■ **What this task involves**
Look through the entries below and count the lines that contain "icon". Reply with that number only.

[Stored items from a collection]
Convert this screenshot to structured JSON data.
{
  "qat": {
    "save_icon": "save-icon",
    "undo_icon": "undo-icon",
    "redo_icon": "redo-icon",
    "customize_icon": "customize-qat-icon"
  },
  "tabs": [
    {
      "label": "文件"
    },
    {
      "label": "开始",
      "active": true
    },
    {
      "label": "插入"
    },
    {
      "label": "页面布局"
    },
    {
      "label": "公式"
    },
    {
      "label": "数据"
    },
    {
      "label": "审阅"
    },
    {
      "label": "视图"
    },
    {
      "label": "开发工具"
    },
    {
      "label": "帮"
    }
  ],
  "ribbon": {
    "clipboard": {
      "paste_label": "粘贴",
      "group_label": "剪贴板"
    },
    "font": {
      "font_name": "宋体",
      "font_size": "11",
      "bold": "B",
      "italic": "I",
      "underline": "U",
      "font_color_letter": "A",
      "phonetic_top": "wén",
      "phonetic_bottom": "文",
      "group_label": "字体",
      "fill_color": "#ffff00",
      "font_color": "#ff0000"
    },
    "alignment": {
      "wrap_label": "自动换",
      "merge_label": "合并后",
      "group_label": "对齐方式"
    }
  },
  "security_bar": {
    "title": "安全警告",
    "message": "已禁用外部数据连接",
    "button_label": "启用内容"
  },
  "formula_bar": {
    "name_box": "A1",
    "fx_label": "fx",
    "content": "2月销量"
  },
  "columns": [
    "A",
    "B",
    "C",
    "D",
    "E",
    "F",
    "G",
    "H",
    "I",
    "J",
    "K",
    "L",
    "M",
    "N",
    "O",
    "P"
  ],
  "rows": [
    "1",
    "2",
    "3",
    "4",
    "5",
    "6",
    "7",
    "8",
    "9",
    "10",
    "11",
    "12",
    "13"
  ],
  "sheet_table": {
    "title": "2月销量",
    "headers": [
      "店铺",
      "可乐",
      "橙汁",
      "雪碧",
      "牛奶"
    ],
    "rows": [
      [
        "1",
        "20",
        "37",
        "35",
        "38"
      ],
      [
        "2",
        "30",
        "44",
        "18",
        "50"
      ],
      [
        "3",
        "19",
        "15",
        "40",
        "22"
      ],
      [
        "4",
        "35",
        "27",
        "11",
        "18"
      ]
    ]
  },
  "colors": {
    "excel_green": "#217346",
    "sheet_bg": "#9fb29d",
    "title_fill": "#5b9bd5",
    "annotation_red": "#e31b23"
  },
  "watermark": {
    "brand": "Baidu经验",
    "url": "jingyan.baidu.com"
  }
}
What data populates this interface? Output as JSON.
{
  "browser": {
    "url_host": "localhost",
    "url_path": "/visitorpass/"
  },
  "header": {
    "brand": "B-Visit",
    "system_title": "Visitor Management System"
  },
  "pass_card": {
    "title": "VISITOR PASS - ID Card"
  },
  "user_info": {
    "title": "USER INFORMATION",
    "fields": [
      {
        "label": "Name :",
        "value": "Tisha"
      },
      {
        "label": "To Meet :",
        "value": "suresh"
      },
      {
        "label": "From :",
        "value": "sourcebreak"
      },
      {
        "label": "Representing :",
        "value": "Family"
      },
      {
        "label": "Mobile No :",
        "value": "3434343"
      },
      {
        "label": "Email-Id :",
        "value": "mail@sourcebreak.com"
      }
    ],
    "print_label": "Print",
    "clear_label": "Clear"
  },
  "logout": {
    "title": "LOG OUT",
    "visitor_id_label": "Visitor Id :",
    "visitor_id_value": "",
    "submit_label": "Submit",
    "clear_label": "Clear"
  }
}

■ **Result of the exercise**
4